### Exercise
Set down a true copy of the data, with all pictures left out.

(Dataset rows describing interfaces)
<<<<

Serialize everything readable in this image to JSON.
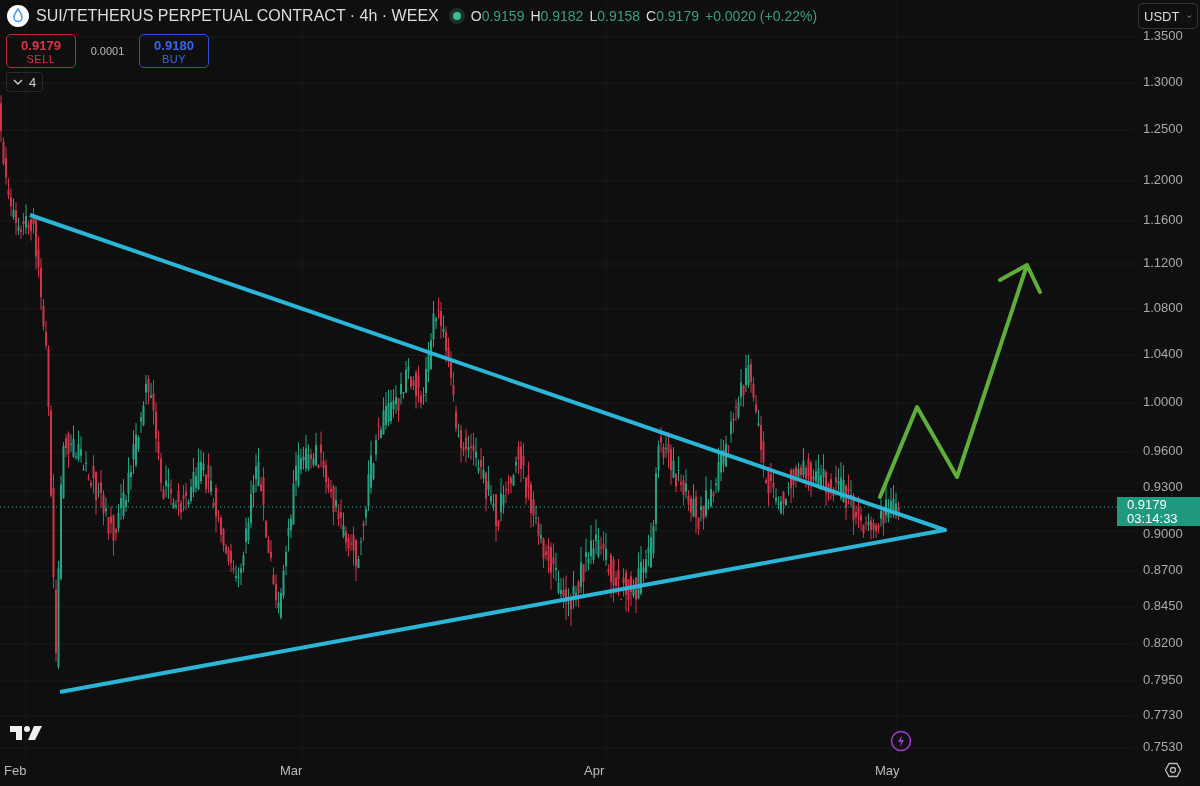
{
  "header": {
    "symbol": "SUI/TETHERUS PERPETUAL CONTRACT · 4h · WEEX",
    "ohlc": [
      {
        "label": "O",
        "value": "0.9159"
      },
      {
        "label": "H",
        "value": "0.9182"
      },
      {
        "label": "L",
        "value": "0.9158"
      },
      {
        "label": "C",
        "value": "0.9179"
      }
    ],
    "change": "+0.0020 (+0.22%)"
  },
  "trade": {
    "sell": {
      "price": "0.9179",
      "label": "SELL"
    },
    "spread": "0.0001",
    "buy": {
      "price": "0.9180",
      "label": "BUY"
    }
  },
  "indicators": {
    "count": "4"
  },
  "currency": "USDT",
  "price_axis": {
    "ticks": [
      "1.3500",
      "1.3000",
      "1.2500",
      "1.2000",
      "1.1600",
      "1.1200",
      "1.0800",
      "1.0400",
      "1.0000",
      "0.9600",
      "0.9300",
      "0.9000",
      "0.8700",
      "0.8450",
      "0.8200",
      "0.7950",
      "0.7730",
      "0.7530"
    ],
    "last_price": "0.9179",
    "countdown": "03:14:33"
  },
  "time_axis": {
    "labels": [
      "Feb",
      "Mar",
      "Apr",
      "May"
    ]
  }
}
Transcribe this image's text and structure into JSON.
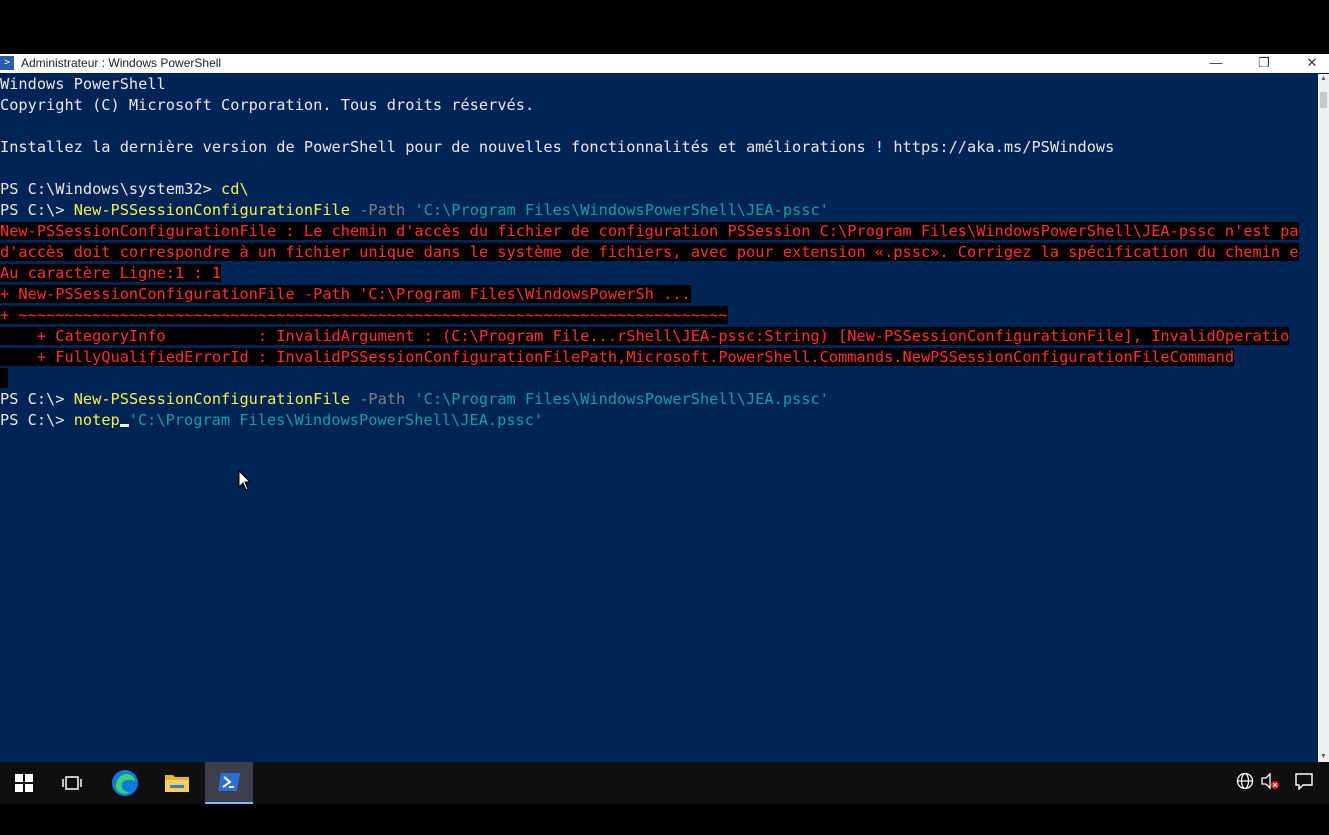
{
  "window": {
    "title": "Administrateur : Windows PowerShell",
    "controls": {
      "minimize": "—",
      "maximize": "❐",
      "close": "✕"
    }
  },
  "console": {
    "lines": {
      "l1": "Windows PowerShell",
      "l2": "Copyright (C) Microsoft Corporation. Tous droits réservés.",
      "l3": "Installez la dernière version de PowerShell pour de nouvelles fonctionnalités et améliorations ! https://aka.ms/PSWindows",
      "l4_prompt": "PS C:\\Windows\\system32> ",
      "l4_cmd": "cd\\",
      "l5_prompt": "PS C:\\> ",
      "l5_cmd": "New-PSSessionConfigurationFile",
      "l5_param": " -Path ",
      "l5_str": "'C:\\Program Files\\WindowsPowerShell\\JEA-pssc'",
      "e1": "New-PSSessionConfigurationFile : Le chemin d'accès du fichier de configuration PSSession C:\\Program Files\\WindowsPowerShell\\JEA-pssc n'est pa",
      "e2": "d'accès doit correspondre à un fichier unique dans le système de fichiers, avec pour extension «.pssc». Corrigez la spécification du chemin e",
      "e3": "Au caractère Ligne:1 : 1",
      "e4": "+ New-PSSessionConfigurationFile -Path 'C:\\Program Files\\WindowsPowerSh ...",
      "e5": "+ ~~~~~~~~~~~~~~~~~~~~~~~~~~~~~~~~~~~~~~~~~~~~~~~~~~~~~~~~~~~~~~~~~~~~~~~~~~~~~",
      "e6": "    + CategoryInfo          : InvalidArgument : (C:\\Program File...rShell\\JEA-pssc:String) [New-PSSessionConfigurationFile], InvalidOperatio",
      "e7": "    + FullyQualifiedErrorId : InvalidPSSessionConfigurationFilePath,Microsoft.PowerShell.Commands.NewPSSessionConfigurationFileCommand",
      "l6_prompt": "PS C:\\> ",
      "l6_cmd": "New-PSSessionConfigurationFile",
      "l6_param": " -Path ",
      "l6_str": "'C:\\Program Files\\WindowsPowerShell\\JEA.pssc'",
      "l7_prompt": "PS C:\\> ",
      "l7_cmd": "notep",
      "l7_str": "'C:\\Program Files\\WindowsPowerShell\\JEA.pssc'"
    }
  },
  "taskbar": {
    "items": [
      {
        "name": "start-icon"
      },
      {
        "name": "task-view-icon"
      },
      {
        "name": "edge-icon"
      },
      {
        "name": "file-explorer-icon"
      },
      {
        "name": "powershell-icon",
        "active": true
      }
    ],
    "tray": [
      {
        "name": "network-icon",
        "glyph": "🌐"
      },
      {
        "name": "volume-muted-icon",
        "glyph": "🔇"
      },
      {
        "name": "notifications-icon",
        "glyph": "🗨"
      }
    ]
  },
  "colors": {
    "console_bg": "#012456",
    "command": "#f2f24c",
    "parameter": "#7f7f7f",
    "string": "#0fa0a0",
    "error": "#ff3030"
  }
}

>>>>

### Answer space
Serialize everything readable in this image to JSON.
{
  "header": {
    "symbol": "SUI/TETHERUS PERPETUAL CONTRACT · 4h · WEEX",
    "ohlc": [
      {
        "label": "O",
        "value": "0.9159"
      },
      {
        "label": "H",
        "value": "0.9182"
      },
      {
        "label": "L",
        "value": "0.9158"
      },
      {
        "label": "C",
        "value": "0.9179"
      }
    ],
    "change": "+0.0020 (+0.22%)"
  },
  "trade": {
    "sell": {
      "price": "0.9179",
      "label": "SELL"
    },
    "spread": "0.0001",
    "buy": {
      "price": "0.9180",
      "label": "BUY"
    }
  },
  "indicators": {
    "count": "4"
  },
  "currency": "USDT",
  "price_axis": {
    "ticks": [
      "1.3500",
      "1.3000",
      "1.2500",
      "1.2000",
      "1.1600",
      "1.1200",
      "1.0800",
      "1.0400",
      "1.0000",
      "0.9600",
      "0.9300",
      "0.9000",
      "0.8700",
      "0.8450",
      "0.8200",
      "0.7950",
      "0.7730",
      "0.7530"
    ],
    "last_price": "0.9179",
    "countdown": "03:14:33"
  },
  "time_axis": {
    "labels": [
      "Feb",
      "Mar",
      "Apr",
      "May"
    ]
  }
}
Transcribe this image's text and structure into JSON.
{
  "window": {
    "title": "Administrateur : Windows PowerShell",
    "controls": {
      "minimize": "—",
      "maximize": "❐",
      "close": "✕"
    }
  },
  "console": {
    "lines": {
      "l1": "Windows PowerShell",
      "l2": "Copyright (C) Microsoft Corporation. Tous droits réservés.",
      "l3": "Installez la dernière version de PowerShell pour de nouvelles fonctionnalités et améliorations ! https://aka.ms/PSWindows",
      "l4_prompt": "PS C:\\Windows\\system32> ",
      "l4_cmd": "cd\\",
      "l5_prompt": "PS C:\\> ",
      "l5_cmd": "New-PSSessionConfigurationFile",
      "l5_param": " -Path ",
      "l5_str": "'C:\\Program Files\\WindowsPowerShell\\JEA-pssc'",
      "e1": "New-PSSessionConfigurationFile : Le chemin d'accès du fichier de configuration PSSession C:\\Program Files\\WindowsPowerShell\\JEA-pssc n'est pa",
      "e2": "d'accès doit correspondre à un fichier unique dans le système de fichiers, avec pour extension «.pssc». Corrigez la spécification du chemin e",
      "e3": "Au caractère Ligne:1 : 1",
      "e4": "+ New-PSSessionConfigurationFile -Path 'C:\\Program Files\\WindowsPowerSh ...",
      "e5": "+ ~~~~~~~~~~~~~~~~~~~~~~~~~~~~~~~~~~~~~~~~~~~~~~~~~~~~~~~~~~~~~~~~~~~~~~~~~~~~~",
      "e6": "    + CategoryInfo          : InvalidArgument : (C:\\Program File...rShell\\JEA-pssc:String) [New-PSSessionConfigurationFile], InvalidOperatio",
      "e7": "    + FullyQualifiedErrorId : InvalidPSSessionConfigurationFilePath,Microsoft.PowerShell.Commands.NewPSSessionConfigurationFileCommand",
      "l6_prompt": "PS C:\\> ",
      "l6_cmd": "New-PSSessionConfigurationFile",
      "l6_param": " -Path ",
      "l6_str": "'C:\\Program Files\\WindowsPowerShell\\JEA.pssc'",
      "l7_prompt": "PS C:\\> ",
      "l7_cmd": "notep",
      "l7_str": "'C:\\Program Files\\WindowsPowerShell\\JEA.pssc'"
    }
  },
  "taskbar": {
    "items": [
      {
        "name": "start-icon"
      },
      {
        "name": "task-view-icon"
      },
      {
        "name": "edge-icon"
      },
      {
        "name": "file-explorer-icon"
      },
      {
        "name": "powershell-icon",
        "active": true
      }
    ],
    "tray": [
      {
        "name": "network-icon",
        "glyph": "🌐"
      },
      {
        "name": "volume-muted-icon",
        "glyph": "🔇"
      },
      {
        "name": "notifications-icon",
        "glyph": "🗨"
      }
    ]
  },
  "colors": {
    "console_bg": "#012456",
    "command": "#f2f24c",
    "parameter": "#7f7f7f",
    "string": "#0fa0a0",
    "error": "#ff3030"
  }
}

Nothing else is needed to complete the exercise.